**THE TASK:**
Tally the lines below that include the string "Updates". Reply with the total only.

**INPUT:**
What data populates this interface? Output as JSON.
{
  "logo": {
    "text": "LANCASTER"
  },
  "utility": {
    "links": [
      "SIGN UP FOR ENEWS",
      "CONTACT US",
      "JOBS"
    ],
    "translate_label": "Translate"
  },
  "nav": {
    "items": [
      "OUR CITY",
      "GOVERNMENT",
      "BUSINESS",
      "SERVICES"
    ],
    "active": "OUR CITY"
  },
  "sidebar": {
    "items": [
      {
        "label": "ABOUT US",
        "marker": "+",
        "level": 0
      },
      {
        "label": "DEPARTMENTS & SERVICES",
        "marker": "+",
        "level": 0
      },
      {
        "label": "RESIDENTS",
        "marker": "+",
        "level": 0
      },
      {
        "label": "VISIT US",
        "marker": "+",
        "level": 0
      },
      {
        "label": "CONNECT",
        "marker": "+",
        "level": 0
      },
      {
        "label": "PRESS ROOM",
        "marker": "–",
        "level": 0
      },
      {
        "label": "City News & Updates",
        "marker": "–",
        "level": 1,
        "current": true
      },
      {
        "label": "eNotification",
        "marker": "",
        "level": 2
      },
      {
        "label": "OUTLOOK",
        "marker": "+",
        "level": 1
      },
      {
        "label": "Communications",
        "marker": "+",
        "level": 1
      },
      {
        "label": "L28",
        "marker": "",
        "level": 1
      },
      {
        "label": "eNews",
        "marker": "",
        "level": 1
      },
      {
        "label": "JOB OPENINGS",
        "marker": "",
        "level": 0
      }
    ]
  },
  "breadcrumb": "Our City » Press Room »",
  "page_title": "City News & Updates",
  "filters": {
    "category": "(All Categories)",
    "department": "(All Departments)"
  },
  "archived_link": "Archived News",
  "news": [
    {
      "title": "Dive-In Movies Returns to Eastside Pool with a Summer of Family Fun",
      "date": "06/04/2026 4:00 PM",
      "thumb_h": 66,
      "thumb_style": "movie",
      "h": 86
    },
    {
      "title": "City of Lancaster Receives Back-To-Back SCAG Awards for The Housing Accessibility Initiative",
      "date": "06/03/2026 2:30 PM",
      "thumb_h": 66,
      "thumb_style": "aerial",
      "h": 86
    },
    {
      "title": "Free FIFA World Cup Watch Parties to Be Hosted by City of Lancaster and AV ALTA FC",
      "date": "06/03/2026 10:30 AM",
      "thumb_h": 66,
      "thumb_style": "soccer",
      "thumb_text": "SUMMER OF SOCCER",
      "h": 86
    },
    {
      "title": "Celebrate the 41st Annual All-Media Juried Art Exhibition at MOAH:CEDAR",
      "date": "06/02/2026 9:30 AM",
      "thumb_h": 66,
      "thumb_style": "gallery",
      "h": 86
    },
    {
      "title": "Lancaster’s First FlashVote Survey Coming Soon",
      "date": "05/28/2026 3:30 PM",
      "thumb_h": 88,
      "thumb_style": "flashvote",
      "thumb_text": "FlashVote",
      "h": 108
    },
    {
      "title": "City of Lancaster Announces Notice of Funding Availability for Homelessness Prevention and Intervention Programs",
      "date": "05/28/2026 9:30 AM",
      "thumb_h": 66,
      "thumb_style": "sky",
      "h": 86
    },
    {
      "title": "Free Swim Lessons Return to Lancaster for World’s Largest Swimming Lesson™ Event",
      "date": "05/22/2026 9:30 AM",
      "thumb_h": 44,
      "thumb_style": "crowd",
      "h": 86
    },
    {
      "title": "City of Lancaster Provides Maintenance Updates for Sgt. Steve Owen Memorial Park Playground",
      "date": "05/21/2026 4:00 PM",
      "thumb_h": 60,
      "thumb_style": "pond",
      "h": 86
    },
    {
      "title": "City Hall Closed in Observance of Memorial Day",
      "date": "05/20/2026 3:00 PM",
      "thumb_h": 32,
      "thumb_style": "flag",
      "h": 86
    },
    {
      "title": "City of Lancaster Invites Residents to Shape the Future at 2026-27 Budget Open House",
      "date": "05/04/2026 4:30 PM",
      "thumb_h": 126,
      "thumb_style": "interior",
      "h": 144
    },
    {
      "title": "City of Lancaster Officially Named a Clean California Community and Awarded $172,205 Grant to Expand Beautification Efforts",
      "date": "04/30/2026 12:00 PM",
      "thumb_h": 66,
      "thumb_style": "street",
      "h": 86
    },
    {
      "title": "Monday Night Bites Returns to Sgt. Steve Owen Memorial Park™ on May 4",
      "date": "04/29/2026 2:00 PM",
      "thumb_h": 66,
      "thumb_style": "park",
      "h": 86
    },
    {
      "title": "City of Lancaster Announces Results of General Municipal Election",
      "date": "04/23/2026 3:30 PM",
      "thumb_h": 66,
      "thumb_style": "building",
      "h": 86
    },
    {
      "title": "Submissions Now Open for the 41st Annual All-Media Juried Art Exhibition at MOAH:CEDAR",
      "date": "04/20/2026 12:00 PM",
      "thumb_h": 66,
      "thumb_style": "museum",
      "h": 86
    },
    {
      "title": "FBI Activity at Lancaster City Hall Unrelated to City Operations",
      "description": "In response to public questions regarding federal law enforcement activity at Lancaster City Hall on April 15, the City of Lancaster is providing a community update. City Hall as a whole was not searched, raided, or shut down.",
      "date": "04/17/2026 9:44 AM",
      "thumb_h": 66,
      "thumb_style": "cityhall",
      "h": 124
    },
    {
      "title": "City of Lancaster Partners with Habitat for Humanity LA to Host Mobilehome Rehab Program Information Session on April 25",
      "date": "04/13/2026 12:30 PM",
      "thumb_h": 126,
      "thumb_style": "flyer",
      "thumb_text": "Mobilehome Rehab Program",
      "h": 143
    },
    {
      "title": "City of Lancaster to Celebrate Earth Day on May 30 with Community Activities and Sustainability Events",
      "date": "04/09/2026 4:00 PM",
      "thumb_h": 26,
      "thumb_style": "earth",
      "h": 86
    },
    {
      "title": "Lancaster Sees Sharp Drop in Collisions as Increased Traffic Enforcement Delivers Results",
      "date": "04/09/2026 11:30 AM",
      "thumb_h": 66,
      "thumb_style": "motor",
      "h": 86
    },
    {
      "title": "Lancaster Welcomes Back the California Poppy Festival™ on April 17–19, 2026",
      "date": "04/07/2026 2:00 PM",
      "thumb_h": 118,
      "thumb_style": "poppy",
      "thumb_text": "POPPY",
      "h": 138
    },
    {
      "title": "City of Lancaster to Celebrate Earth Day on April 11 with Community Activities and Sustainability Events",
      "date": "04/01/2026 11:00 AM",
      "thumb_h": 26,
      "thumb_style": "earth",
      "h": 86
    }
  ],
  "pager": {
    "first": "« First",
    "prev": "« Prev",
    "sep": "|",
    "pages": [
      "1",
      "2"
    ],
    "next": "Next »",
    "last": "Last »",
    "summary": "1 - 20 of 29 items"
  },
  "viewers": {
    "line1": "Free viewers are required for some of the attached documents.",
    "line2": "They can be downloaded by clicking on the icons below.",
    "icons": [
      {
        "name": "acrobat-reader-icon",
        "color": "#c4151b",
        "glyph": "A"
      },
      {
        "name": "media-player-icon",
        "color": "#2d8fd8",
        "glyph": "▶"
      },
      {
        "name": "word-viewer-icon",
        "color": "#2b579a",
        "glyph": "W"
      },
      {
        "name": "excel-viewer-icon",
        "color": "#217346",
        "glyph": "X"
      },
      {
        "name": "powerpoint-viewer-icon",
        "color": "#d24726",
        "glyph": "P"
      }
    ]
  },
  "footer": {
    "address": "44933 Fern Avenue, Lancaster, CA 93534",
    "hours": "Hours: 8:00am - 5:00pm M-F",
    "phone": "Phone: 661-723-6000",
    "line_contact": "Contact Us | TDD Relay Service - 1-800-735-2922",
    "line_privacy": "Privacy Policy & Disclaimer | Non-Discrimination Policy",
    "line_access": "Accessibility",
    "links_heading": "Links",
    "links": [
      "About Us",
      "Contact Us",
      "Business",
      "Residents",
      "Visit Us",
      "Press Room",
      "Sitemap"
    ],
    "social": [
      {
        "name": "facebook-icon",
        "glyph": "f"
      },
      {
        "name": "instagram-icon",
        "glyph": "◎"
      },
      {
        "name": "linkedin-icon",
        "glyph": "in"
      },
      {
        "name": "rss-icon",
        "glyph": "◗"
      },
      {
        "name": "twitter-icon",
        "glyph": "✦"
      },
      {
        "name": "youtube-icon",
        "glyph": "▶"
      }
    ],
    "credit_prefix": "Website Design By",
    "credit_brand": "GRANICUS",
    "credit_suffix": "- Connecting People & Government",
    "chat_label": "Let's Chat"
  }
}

**SOLUTION FOR THIS EXERCISE:**
3